◆ **Task statement**:
Output the data in full. Keep every entry exactly as written.

◆ **Entries provided**:
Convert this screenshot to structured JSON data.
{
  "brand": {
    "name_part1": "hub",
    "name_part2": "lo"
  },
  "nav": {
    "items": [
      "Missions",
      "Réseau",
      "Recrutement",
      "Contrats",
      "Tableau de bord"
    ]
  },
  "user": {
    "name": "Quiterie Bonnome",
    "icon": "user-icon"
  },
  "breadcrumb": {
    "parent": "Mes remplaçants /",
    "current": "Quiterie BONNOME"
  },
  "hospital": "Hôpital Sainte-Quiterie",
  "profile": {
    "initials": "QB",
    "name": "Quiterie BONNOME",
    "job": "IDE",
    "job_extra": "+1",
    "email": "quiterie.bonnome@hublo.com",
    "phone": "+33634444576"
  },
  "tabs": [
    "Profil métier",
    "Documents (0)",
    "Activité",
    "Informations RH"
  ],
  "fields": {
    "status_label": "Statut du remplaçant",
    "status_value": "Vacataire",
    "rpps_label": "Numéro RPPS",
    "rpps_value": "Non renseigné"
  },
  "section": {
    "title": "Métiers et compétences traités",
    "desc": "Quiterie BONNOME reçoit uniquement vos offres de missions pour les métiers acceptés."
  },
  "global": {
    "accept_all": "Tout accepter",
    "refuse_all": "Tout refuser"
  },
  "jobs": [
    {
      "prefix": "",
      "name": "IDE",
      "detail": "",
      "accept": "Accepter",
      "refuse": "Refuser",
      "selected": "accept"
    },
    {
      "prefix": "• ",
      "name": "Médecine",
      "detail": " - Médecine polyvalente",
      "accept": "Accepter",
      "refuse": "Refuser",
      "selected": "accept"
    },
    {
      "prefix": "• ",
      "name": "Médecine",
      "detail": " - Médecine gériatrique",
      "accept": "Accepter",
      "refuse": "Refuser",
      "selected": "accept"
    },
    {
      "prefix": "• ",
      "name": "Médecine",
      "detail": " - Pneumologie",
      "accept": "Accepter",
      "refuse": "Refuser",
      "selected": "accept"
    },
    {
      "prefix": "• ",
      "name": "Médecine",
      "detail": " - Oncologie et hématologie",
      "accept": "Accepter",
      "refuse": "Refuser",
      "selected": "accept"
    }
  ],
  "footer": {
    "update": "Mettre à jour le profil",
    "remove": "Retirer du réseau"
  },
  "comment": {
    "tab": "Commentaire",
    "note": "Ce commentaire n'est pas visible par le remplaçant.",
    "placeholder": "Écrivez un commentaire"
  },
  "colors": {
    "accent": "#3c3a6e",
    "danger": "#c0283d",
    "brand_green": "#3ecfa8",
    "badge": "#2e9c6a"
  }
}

◆ **Task answer**:
Convert this screenshot to structured JSON data.
{
  "brand": {
    "name_part1": "hub",
    "name_part2": "lo"
  },
  "nav": {
    "items": [
      "Missions",
      "Réseau",
      "Recrutement",
      "Contrats",
      "Tableau de bord"
    ]
  },
  "user": {
    "name": "Quiterie Bonnome",
    "icon": "user-icon"
  },
  "breadcrumb": {
    "parent": "Mes remplaçants /",
    "current": "Quiterie BONNOME"
  },
  "hospital": "Hôpital Sainte-Quiterie",
  "profile": {
    "initials": "QB",
    "name": "Quiterie BONNOME",
    "job": "IDE",
    "job_extra": "+1",
    "email": "quiterie.bonnome@hublo.com",
    "phone": "+33634444576"
  },
  "tabs": [
    "Profil métier",
    "Documents (0)",
    "Activité",
    "Informations RH"
  ],
  "fields": {
    "status_label": "Statut du remplaçant",
    "status_value": "Vacataire",
    "rpps_label": "Numéro RPPS",
    "rpps_value": "Non renseigné"
  },
  "section": {
    "title": "Métiers et compétences traités",
    "desc": "Quiterie BONNOME reçoit uniquement vos offres de missions pour les métiers acceptés."
  },
  "global": {
    "accept_all": "Tout accepter",
    "refuse_all": "Tout refuser"
  },
  "jobs": [
    {
      "prefix": "",
      "name": "IDE",
      "detail": "",
      "accept": "Accepter",
      "refuse": "Refuser",
      "selected": "accept"
    },
    {
      "prefix": "• ",
      "name": "Médecine",
      "detail": " - Médecine polyvalente",
      "accept": "Accepter",
      "refuse": "Refuser",
      "selected": "accept"
    },
    {
      "prefix": "• ",
      "name": "Médecine",
      "detail": " - Médecine gériatrique",
      "accept": "Accepter",
      "refuse": "Refuser",
      "selected": "accept"
    },
    {
      "prefix": "• ",
      "name": "Médecine",
      "detail": " - Pneumologie",
      "accept": "Accepter",
      "refuse": "Refuser",
      "selected": "accept"
    },
    {
      "prefix": "• ",
      "name": "Médecine",
      "detail": " - Oncologie et hématologie",
      "accept": "Accepter",
      "refuse": "Refuser",
      "selected": "accept"
    }
  ],
  "footer": {
    "update": "Mettre à jour le profil",
    "remove": "Retirer du réseau"
  },
  "comment": {
    "tab": "Commentaire",
    "note": "Ce commentaire n'est pas visible par le remplaçant.",
    "placeholder": "Écrivez un commentaire"
  },
  "colors": {
    "accent": "#3c3a6e",
    "danger": "#c0283d",
    "brand_green": "#3ecfa8",
    "badge": "#2e9c6a"
  }
}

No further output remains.